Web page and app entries
┌──
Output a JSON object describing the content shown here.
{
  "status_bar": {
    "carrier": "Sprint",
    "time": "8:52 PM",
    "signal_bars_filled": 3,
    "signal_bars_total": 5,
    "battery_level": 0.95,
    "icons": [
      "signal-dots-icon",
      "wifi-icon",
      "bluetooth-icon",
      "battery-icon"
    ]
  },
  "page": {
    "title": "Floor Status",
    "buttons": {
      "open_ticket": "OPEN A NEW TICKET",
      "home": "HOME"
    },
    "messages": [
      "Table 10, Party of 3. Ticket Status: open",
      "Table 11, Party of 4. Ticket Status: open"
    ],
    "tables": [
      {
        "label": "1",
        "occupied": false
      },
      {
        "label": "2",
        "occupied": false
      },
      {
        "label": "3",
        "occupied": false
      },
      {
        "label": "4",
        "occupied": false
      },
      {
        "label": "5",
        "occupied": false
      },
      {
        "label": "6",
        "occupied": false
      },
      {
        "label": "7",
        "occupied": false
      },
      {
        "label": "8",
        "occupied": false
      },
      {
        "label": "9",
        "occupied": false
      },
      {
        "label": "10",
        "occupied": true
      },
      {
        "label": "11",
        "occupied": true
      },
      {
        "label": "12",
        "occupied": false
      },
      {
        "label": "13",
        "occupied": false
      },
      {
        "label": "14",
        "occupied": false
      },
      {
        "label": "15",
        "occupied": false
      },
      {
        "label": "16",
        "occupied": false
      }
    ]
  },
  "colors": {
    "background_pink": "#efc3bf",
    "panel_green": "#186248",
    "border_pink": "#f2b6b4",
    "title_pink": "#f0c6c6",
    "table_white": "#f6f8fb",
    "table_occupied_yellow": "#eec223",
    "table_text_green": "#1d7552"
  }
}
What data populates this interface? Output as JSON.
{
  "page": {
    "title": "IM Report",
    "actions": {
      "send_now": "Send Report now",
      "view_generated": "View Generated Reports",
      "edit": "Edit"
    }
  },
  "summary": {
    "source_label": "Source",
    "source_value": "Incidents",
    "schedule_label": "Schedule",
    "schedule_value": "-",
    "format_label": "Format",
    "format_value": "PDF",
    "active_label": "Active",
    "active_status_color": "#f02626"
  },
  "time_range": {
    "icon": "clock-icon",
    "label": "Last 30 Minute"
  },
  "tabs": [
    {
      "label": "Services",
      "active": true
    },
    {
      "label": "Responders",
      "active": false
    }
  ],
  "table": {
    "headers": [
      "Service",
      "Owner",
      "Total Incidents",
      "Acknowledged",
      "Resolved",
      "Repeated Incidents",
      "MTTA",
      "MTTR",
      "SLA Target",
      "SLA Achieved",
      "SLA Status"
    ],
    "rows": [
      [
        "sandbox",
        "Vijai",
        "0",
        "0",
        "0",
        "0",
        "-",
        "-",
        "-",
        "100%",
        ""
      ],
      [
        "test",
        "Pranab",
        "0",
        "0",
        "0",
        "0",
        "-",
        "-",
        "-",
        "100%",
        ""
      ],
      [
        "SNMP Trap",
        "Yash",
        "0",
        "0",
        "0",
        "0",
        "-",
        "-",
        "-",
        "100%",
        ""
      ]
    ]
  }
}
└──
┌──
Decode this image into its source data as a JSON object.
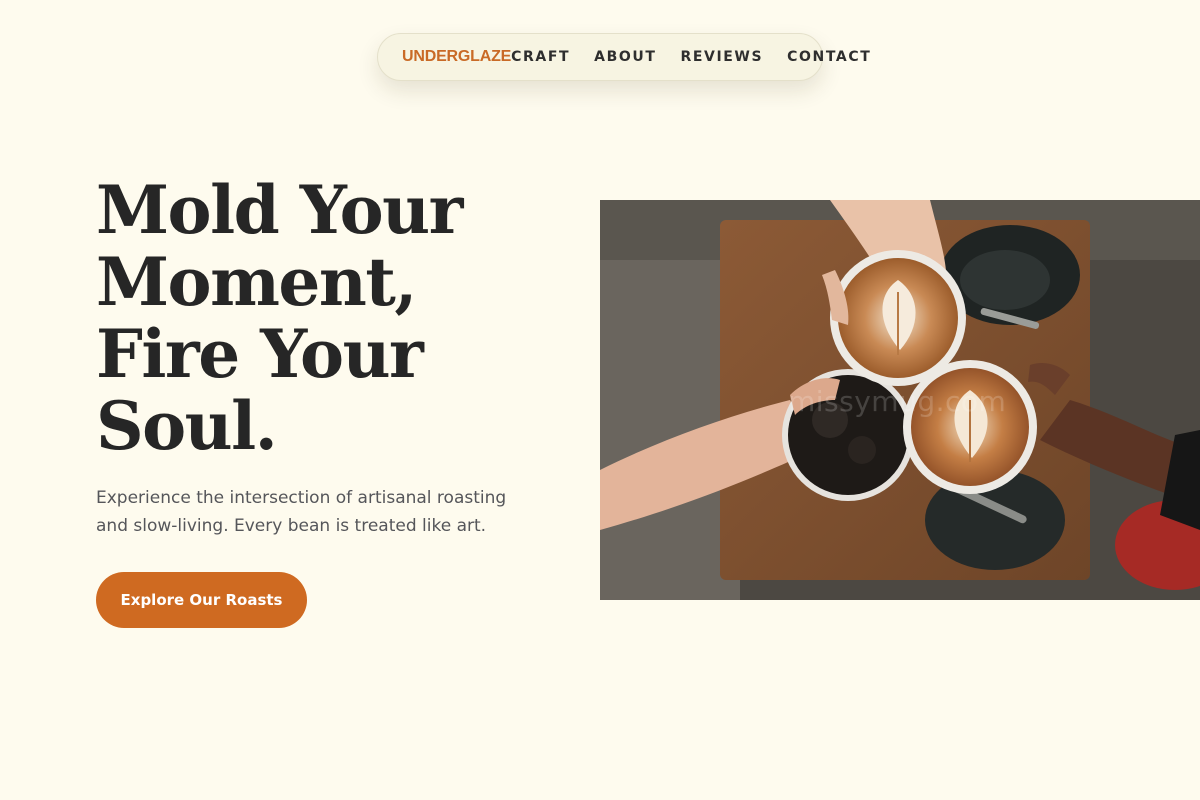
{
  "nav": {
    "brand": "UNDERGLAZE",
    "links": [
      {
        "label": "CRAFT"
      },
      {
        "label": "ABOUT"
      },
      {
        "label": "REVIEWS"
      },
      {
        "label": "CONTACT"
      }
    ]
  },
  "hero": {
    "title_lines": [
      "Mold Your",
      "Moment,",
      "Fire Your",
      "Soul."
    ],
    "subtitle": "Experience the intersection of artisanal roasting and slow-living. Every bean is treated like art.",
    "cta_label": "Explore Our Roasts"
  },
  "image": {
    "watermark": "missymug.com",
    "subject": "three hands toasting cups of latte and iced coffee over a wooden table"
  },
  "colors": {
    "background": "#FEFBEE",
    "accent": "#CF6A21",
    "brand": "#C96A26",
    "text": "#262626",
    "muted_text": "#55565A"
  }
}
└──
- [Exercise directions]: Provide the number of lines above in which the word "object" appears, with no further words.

- [Answer for the task]: 2